Aside from a few Palestinians with family connections inside the neighbouring country, the refugees were refused entry and free movement in Jordan. Thousands were soon stranded in the no-man's land between Iraq and Jordan or at the desert camp of Ruweished, located 60 kilometres inside Jordan.

Since 2003, Palestinians, Iranian Kurds, Iranians, Sudanese and Somalis have been living there and suffering the scorching heat and freezing winters of the Jordanian desert. UNHCR and its partners have provided housing and assistance and tried to find solutions – the agency has helped resettle more than 1,000 people in third countries. At the beginning of 2007, a total of 119 people – mostly Palestinians – remained in Ruweished camp without any immediate solution in sight.

Posted on 20 February 2007

Non-Iraqi Refugees in Jordan

Iraqi Refugees in Jordan

The UN refugee agency has launched a US$60 million appeal to fund its work helping hundreds of thousands of Iraqi refugees and internally displaced people. The new appeal concludes that unremitting violence in Iraq will likely mean continued mass internal and external displacement affecting much of the surrounding region. The appeal notes that the current exodus is the largest long-term population movement in the Middle East since the displacement of Palestinians following the creation of Israel in 1948.

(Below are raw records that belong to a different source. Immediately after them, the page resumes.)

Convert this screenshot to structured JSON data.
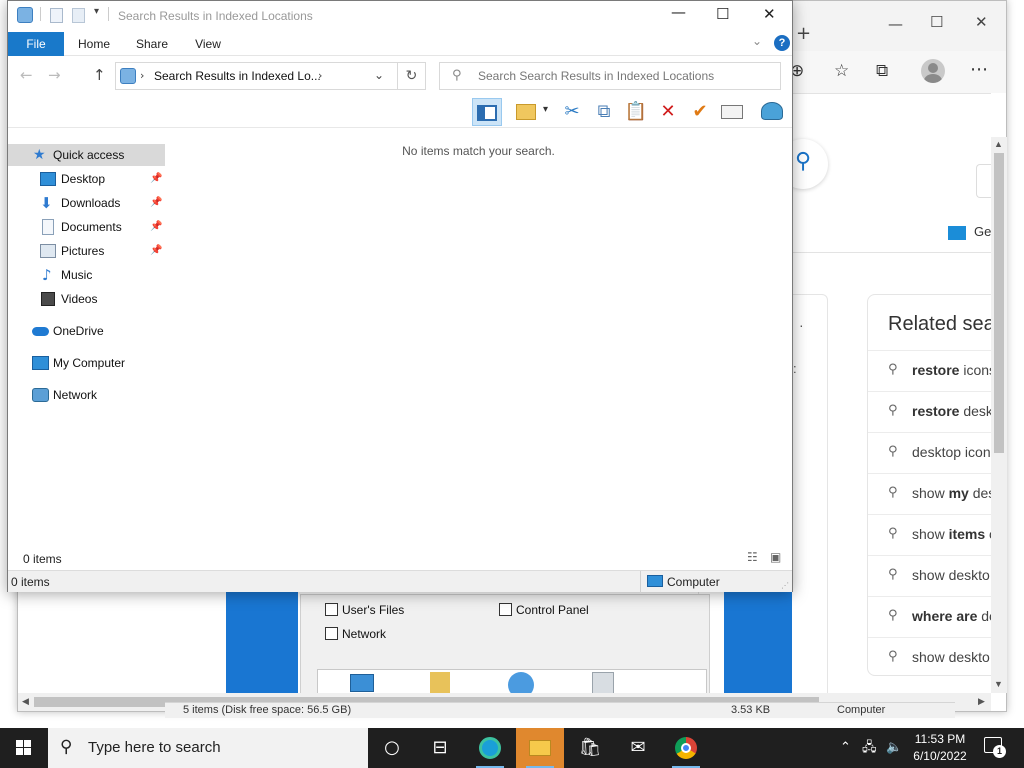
{
  "explorer": {
    "title": "Search Results in Indexed Locations",
    "ribbon_tabs": [
      "File",
      "Home",
      "Share",
      "View"
    ],
    "help": "?",
    "breadcrumb": "Search Results in Indexed Lo...",
    "search_placeholder": "Search Search Results in Indexed Locations",
    "empty_message": "No items match your search.",
    "items_count": "0 items",
    "status_left": "0 items",
    "status_zone": "Computer",
    "nav": {
      "quick_access": "Quick access",
      "items": [
        {
          "label": "Desktop",
          "icon": "desktop-icon",
          "pinned": true
        },
        {
          "label": "Downloads",
          "icon": "downloads-icon",
          "pinned": true
        },
        {
          "label": "Documents",
          "icon": "documents-icon",
          "pinned": true
        },
        {
          "label": "Pictures",
          "icon": "pictures-icon",
          "pinned": true
        },
        {
          "label": "Music",
          "icon": "music-icon",
          "pinned": false
        },
        {
          "label": "Videos",
          "icon": "videos-icon",
          "pinned": false
        }
      ],
      "onedrive": "OneDrive",
      "my_computer": "My Computer",
      "network": "Network"
    }
  },
  "browser": {
    "ge_text": "Ge",
    "related_title": "Related sea",
    "related": [
      {
        "bold": "restore",
        "rest": " icons"
      },
      {
        "bold": "restore",
        "rest": " desk"
      },
      {
        "bold": "",
        "rest": "desktop icon"
      },
      {
        "bold": "my",
        "pre": "show ",
        "rest": " des"
      },
      {
        "bold": "items",
        "pre": "show ",
        "rest": " o"
      },
      {
        "bold": "",
        "rest": "show deskto"
      },
      {
        "bold": "where are",
        "rest": " de"
      },
      {
        "bold": "",
        "rest": "show deskto"
      }
    ],
    "dialog": {
      "user_files": "User's Files",
      "control_panel": "Control Panel",
      "network": "Network"
    },
    "status_left": "5 items (Disk free space: 56.5 GB)",
    "status_mid": "3.53 KB",
    "status_right": "Computer"
  },
  "taskbar": {
    "search_text": "Type here to search",
    "time": "11:53 PM",
    "date": "6/10/2022",
    "notification_count": "1"
  },
  "colors": {
    "accent": "#1979ca",
    "taskbar": "#1f1f1f",
    "active_app": "#e0882e"
  }
}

UNHCR has warned that the longer this conflict goes on, the more difficult it will become for the hundreds of thousands of displaced and the communities that are trying to help them – both inside and outside Iraq. Because the burden on host communities and governments in the region is enormous, it is essential that the international community support humanitarian efforts.

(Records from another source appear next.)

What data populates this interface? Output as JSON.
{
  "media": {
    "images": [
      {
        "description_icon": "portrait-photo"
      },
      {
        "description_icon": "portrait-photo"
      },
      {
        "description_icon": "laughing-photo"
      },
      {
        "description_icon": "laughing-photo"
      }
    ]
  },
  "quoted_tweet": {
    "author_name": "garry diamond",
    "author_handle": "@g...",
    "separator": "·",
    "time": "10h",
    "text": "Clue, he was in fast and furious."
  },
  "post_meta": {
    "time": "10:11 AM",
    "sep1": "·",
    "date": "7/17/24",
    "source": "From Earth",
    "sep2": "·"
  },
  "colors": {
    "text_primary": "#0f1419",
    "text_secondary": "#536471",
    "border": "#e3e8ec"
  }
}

The US$60 million will cover UNHCR's protection and assistance programmes for Iraqi refugees in Syria, Jordan, Lebanon, Egypt and Turkey, as well as non-Iraqi refugees and internally displaced people within Iraq itself.

Posted on 10 January 2007

Iraqi Refugees in Jordan

Iraq: The Plight of the YazidisPlay video

Iraq: The Plight of the Yazidis

Tens of thousands of people, including ethnic Yazidis originating from the Sinjar area, have been forced to find shelter in schools and unfinished structures across northern Iraq since fleeing their homes. The UN refugee agency has been trying to help, opening camps to provide better shelter.
Iraq: Preparing for Winter in DohukPlay video

Iraq: Preparing for Winter in Dohuk

Efforts are under way in Syria, Iraq and neighbouring countries to prepare refugees and the internally displaced for winter. But UNHCR remains deeply concerned that a $58.45 million funding shortfall could leave as many as a million people out in the cold.
Iraq: The Generous GiverPlay video

Iraq: The Generous Giver

An estimated 1.8 million Iraqis have been internally displaced since the beginning of the year, with nearly half seeking refuge in the Kurdistan Region. As weary families began pouring into Dohuk, one local businessman built them a small camp equipped with tents, water, sanitation and electricity.